This research report presents the findings of case study research with youth in six locations in Zimbabwe, carried out within the Power, Violence, Citizenship and Agency (PVCA) programme. It shows how young people experience growing up as citizens in a country known for its repressive regime, and highlights the differences for young men and young women.
Young people consider political violence as one of many forms of violence and other challenges they face in life. Election periods bring increased risk, when youth feel targeted. After the turbulence of elections has waned, surveillance by state security agents persists, affecting how young people use the public sphere. Between elections, forms of structural violence pose more challenges to youth than physical, political violence: patronage along party or ethnic lines is a major barrier to finding jobs, and generational differences deny young people a voice. High unemployment levels can result in youth participating in violence orchestrated by political actors.

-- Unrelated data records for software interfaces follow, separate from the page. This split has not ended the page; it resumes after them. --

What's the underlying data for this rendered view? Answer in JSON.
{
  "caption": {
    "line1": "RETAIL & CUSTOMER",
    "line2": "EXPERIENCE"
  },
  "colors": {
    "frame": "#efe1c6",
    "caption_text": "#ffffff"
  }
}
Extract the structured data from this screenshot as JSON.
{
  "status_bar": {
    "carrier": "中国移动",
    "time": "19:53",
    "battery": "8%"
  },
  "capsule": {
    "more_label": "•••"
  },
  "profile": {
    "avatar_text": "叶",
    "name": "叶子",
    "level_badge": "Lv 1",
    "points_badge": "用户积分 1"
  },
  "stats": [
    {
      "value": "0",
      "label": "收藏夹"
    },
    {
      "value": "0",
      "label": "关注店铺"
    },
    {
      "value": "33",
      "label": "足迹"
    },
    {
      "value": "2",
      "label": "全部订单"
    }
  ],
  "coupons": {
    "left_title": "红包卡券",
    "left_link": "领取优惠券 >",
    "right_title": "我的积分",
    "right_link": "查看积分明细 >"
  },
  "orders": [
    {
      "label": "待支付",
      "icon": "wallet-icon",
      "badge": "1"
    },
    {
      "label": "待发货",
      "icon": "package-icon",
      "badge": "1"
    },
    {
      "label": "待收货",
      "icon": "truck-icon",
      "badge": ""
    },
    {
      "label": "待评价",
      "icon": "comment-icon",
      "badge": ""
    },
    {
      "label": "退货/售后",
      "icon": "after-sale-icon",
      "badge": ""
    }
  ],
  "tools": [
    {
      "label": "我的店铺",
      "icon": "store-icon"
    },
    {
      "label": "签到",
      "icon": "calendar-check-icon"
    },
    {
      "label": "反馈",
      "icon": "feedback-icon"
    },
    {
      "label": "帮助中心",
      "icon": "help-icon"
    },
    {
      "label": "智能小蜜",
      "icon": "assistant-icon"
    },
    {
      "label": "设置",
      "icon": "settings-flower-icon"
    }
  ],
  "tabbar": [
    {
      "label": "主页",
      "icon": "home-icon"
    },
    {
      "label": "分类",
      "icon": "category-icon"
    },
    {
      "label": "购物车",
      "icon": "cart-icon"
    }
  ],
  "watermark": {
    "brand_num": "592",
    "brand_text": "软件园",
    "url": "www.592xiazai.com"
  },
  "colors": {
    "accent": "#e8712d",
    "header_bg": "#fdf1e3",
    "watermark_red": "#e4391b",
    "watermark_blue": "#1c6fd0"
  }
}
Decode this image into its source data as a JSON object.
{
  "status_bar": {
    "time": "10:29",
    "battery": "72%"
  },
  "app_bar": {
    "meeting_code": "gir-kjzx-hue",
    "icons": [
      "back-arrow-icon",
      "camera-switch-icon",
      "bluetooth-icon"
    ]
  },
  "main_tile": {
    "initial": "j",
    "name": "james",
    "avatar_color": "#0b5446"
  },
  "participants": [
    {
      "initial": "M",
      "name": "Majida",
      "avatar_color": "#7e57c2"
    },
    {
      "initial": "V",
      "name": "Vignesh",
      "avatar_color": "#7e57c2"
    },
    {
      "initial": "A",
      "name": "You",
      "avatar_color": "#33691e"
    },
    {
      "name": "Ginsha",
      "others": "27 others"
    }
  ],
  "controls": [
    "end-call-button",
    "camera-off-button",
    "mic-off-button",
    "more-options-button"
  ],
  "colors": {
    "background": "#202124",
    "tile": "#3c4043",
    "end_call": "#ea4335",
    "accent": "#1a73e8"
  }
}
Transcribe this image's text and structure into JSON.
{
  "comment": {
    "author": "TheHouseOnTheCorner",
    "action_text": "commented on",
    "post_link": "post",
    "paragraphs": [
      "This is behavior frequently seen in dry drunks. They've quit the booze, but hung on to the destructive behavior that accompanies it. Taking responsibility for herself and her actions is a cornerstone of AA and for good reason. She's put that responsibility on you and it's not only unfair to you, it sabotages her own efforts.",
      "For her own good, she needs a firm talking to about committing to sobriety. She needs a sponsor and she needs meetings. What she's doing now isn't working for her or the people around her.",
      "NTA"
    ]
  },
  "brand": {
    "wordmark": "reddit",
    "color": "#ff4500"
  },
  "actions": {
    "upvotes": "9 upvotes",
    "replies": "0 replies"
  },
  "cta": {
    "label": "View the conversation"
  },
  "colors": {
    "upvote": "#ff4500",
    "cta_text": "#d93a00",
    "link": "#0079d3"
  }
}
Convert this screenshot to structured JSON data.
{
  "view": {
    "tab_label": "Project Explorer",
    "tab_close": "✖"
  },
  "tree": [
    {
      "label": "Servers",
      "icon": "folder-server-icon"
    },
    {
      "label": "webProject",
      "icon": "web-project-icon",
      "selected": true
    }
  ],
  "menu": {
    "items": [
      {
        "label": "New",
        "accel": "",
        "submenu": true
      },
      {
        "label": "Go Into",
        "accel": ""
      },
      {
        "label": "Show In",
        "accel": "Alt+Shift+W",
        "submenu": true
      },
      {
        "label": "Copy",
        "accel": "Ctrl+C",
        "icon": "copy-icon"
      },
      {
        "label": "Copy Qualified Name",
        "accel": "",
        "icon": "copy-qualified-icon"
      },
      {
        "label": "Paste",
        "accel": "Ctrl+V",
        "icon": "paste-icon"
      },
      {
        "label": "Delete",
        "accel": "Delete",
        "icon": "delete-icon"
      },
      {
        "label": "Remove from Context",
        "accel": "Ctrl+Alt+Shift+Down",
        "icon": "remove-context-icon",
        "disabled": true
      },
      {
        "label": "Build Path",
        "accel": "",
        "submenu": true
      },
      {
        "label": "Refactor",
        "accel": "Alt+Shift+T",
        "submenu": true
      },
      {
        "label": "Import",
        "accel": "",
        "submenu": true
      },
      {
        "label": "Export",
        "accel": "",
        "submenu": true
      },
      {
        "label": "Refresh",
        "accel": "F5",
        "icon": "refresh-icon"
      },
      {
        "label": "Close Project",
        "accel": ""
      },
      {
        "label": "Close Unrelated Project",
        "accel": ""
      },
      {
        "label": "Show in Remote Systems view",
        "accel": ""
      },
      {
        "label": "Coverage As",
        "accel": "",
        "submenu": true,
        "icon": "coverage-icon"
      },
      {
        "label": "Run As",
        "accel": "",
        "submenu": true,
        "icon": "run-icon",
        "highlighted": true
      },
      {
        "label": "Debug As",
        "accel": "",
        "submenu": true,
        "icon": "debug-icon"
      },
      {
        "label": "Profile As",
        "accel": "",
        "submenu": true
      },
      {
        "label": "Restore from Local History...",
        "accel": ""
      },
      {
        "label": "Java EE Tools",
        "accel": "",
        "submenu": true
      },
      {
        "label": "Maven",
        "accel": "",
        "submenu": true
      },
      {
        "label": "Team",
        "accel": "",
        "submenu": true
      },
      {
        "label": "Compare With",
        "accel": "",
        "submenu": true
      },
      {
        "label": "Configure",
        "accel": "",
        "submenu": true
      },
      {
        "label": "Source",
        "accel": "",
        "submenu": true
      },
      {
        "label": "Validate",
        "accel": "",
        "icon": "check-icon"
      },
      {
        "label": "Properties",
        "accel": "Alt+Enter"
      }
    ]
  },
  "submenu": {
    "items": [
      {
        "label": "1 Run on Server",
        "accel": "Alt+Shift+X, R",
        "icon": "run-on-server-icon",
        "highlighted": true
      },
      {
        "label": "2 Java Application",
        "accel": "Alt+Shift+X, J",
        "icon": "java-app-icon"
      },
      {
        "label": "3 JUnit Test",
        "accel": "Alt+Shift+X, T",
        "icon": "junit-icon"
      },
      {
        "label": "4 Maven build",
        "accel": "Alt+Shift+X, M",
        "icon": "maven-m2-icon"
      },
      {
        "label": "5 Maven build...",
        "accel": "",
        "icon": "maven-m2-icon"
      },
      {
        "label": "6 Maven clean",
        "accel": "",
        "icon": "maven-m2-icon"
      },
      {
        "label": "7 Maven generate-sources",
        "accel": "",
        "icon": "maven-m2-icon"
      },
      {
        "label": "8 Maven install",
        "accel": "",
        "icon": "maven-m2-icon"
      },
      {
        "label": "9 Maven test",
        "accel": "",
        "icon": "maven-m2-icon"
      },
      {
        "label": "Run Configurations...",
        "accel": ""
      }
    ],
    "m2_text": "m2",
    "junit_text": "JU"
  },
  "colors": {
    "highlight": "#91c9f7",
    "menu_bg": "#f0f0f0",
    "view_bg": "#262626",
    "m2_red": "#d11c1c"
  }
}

This research shows also that family and peers have a strong influence on how young people choose to engage in the public sphere and respond to the polarised political environment. Youth empowerment strategies thus need to go beyond economic empowerment. This report argues that a shift in vision is required so that government, aid agencies and civil society recognise the importance of active citizenship among youth and make it a priority area for interventions. Programmes should build the citizen capabilities of young people and improve relations between them, their parents and communities, and public authority.